Some pictures to help understand Dillard and Wulff

3030Thanks to the web, I was able to find this picture of the weapon that Moses Dillard Jr. was carrying when stopped by the police.  As you reflect on this case, think about whether and why the type of firearm that Dillard was carrying matters (and note that the court spends a good deal of time talking about the type of weapon toward the end of its opinion).

Talon I was also able to find this picture of a talon necklace that is likely similar to what got Robert Wulff in trouble, though I doubt this picture shows talons from the red-talked hawk and the great-horned owl.

September 3, 2008 in Reflections on class readings | Permalink | Comments (0) | TrackBack

August 17, 2008

Any pre-class thoughts on Dudley and Stephens?

180pxmignonette I typically won't solicit pre-class discussion of our reading assignments in this space.  But because Dudley and Stephens is such a renown case and because we really will not have time to cover it completely during our first class, I cannot resist providing a forum here for any student who wants to express outrage or sympathy or anything else after reading one of the most famous cases in the history of criminal law. 

Also, I am often going to try to use this forum to provide some visuals to accompany all the text in our casebook.
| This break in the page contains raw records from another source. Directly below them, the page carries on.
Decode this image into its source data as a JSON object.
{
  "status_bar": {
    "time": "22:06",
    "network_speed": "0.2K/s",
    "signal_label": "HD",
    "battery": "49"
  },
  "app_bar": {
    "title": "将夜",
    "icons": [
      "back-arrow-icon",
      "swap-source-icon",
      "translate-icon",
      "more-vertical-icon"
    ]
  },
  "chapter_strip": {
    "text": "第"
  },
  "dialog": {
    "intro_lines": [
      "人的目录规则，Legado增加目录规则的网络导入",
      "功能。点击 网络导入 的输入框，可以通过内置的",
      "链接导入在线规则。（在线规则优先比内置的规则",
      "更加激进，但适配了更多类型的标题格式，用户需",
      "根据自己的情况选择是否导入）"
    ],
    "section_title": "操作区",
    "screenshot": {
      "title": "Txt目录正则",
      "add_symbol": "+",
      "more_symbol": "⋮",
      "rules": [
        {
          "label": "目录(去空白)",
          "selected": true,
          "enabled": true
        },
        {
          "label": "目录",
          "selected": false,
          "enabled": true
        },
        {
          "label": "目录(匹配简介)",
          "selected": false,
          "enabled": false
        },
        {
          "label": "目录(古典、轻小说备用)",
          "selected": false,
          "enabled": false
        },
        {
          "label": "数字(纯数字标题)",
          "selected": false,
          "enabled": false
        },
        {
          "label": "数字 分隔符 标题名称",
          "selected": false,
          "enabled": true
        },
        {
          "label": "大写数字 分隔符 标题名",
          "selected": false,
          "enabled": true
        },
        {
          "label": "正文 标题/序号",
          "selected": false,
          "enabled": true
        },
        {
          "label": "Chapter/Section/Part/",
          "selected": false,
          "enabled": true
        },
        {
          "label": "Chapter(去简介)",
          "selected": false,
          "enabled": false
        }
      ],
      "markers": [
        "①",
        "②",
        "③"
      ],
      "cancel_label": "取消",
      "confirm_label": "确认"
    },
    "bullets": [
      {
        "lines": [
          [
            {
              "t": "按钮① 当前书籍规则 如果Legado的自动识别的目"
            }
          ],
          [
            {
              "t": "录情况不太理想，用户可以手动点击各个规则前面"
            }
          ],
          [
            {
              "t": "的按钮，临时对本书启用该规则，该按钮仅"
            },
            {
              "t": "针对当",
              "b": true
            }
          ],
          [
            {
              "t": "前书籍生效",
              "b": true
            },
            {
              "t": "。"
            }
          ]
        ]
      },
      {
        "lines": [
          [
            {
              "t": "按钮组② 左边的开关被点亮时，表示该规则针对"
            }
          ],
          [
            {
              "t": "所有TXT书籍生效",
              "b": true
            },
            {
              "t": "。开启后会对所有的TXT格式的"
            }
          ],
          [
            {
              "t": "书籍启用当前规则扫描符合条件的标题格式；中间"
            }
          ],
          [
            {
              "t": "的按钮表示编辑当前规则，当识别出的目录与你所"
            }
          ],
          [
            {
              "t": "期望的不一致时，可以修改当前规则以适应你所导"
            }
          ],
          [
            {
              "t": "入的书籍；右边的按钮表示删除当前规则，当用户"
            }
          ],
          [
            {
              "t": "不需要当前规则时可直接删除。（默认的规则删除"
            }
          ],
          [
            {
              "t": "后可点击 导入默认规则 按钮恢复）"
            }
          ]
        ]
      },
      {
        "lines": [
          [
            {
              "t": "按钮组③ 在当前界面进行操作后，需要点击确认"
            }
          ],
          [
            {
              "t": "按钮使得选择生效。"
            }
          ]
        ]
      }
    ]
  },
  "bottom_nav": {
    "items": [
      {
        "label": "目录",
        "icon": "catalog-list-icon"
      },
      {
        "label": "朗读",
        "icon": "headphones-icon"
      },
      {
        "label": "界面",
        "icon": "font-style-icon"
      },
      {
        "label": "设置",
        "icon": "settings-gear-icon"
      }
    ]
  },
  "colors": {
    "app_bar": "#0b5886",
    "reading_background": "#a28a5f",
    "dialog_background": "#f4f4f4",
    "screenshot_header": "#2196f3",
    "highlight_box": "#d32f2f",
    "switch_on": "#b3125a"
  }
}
In this post, for example, I have provided above a drawing of the English yacht Mignonette, the small ship on which a crew of four set sail on May 19, 1884.  And I have provided below a photograph of the 13-foot lifeboat onto which the entire crew of the Mignonette escaped when their ship seemed doomed. 290pxmignonette_lifeboat

I am not sure if each of these pictures are worth 1000 words of a judicial ruling, but they do provide some useful imagery as you consider and contemplate the ruling in the case.  In addition, go to this link and search for Dudley if you would like a somewhat lighter perspective on the case.

August 17, 2008 in Reflections on class readings | Permalink | Comments (5) | TrackBack